Danjon’s instrumental research focused on astronomical applications of double-image or Wollaston prisms. By 1952, he developed the prototype of a prismatic astrolabe equipped with an impersonal micrometer (now commonly referred to as the astrolabe de Danjon). In parallel to photographic zenith tubes, a total of 45 of Danjon’s astrolabes were in service for time and latitude determinations at various locations until 1987. On a good night, the Danjon instrument was capable of determining time with an accuracy of 4 ms and latitude to 50 mas.
While director in Paris, and still observing in the mid 50s, Danjon established or improved several domains of French astronomical research, expanding coverage to a majority of fields in modern astronomical activities. In 1956, his efforts led to the establishment of the Radio Astronomy Station at Nançay, situated far away from industrial and human-made noise, in Sologne, the Cher department. When his European colleagues suggested establishing a new European observatory in the Southern Hemisphere, as Adrian Blaauw later noted, it was Danjon who persuaded the French government to take part in the project, leading to the development of European Southern Observatory stations at La Silla and at Paranal.
Danjon retired from his position in 1963 and died in April 1967 just before the tercentenary of the Observatoire de Paristhe following June.
For a physicist in the service of astronomy with many administrative duties, the volume of Danjon’s publication deserves mention. He published many fundamental papers, for example, on the influence of the Earth’s atmosphere on the variations of its rotation; his early works on the reflecting power of the Earth were reconsidered favorably in 1980, remarkable in view of the half a century that had passed. The Danjon scale is used to this day to rate the brightness of lunar eclipses.
A talented popularizer, Danjon’s public lectures and his papers in l’Astronomie, the magazine of the Société Astronomique de France, now constitute useful sources for those who want to study the evolution of astronomical research during the decades for which he had major responsibilities. An amateur astronomer in his youth, Danjon remained very active within the Société Astronomique de France, encouraging cooperation between its amateur members and professional astronomers. He considered popularization of astronomy a duty for researchers.
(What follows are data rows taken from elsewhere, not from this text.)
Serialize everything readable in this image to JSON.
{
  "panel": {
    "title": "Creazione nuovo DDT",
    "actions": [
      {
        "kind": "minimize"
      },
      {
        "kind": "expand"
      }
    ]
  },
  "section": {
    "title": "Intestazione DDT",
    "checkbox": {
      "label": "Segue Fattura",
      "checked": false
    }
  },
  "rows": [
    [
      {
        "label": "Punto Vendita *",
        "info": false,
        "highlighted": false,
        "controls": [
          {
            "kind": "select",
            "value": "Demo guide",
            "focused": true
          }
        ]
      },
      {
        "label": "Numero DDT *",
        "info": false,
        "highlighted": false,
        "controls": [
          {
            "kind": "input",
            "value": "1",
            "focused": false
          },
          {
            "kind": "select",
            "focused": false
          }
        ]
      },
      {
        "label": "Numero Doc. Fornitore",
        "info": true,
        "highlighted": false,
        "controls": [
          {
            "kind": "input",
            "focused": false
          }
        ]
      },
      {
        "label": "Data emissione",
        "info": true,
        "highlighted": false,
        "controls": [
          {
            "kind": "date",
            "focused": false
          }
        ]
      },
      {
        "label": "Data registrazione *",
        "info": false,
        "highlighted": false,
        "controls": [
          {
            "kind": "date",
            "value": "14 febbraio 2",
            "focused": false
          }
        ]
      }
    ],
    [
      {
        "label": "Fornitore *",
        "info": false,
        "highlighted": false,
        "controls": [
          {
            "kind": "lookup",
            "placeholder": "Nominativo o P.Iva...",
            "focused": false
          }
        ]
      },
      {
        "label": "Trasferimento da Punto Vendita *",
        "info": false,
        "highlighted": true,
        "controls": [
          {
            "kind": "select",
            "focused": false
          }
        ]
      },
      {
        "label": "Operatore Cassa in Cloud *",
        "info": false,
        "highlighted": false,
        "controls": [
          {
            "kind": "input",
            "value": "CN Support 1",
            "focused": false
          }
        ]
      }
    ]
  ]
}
Danjon was a corresponding member of astronomical societies in Belgium, Portugal, the United States, Italy, and Great Britain and served as the IAU president from 1956 to 1958. The Royal Astronomical Society [RAS] of London awarded Danjon its highest honor, the RAS Gold Medal, in 1958; that same year he served as the RAS Darwin Lecturer. In 1954, Danjon was Commandeur de la Légion d’honneurafter being Officierin 1946. During the second half of the twentieth century, progress in French astronomical science owed a great deal to Danjon.
In 1919, Danjon married Madeleine Renoult, and they had four children; she died in 1965.